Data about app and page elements
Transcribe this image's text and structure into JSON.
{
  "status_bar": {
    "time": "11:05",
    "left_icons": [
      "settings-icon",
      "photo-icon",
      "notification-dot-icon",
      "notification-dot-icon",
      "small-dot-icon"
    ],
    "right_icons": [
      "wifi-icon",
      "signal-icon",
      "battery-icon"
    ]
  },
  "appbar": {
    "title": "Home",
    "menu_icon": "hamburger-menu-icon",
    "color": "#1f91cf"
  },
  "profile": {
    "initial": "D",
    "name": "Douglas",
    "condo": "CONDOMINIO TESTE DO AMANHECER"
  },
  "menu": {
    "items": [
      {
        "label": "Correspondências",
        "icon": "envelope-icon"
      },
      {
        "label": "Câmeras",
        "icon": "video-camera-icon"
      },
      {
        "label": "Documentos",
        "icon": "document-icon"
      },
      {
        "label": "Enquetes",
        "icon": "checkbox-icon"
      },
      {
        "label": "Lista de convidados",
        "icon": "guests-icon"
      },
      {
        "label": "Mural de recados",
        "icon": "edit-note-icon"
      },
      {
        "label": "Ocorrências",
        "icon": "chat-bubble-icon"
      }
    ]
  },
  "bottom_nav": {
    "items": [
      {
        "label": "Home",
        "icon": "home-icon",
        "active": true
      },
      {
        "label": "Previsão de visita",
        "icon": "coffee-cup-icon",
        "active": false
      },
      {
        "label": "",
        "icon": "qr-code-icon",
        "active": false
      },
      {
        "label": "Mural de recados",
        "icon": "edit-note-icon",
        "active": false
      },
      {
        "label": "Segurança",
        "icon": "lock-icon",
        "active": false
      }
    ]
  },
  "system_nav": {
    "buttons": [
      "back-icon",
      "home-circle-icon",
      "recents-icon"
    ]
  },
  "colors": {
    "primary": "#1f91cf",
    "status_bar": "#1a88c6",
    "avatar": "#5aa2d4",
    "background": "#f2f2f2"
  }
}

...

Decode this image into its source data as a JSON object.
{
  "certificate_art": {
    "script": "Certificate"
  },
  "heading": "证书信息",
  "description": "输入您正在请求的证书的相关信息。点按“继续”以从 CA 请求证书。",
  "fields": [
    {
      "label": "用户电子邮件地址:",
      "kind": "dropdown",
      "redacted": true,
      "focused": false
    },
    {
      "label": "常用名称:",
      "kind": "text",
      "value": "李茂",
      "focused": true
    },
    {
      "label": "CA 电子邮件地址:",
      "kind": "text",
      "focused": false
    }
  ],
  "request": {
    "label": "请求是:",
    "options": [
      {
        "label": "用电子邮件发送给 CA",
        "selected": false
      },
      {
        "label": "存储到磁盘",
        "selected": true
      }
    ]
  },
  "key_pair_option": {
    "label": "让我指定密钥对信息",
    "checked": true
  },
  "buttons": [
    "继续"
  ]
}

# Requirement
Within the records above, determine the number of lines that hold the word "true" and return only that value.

# Written response
5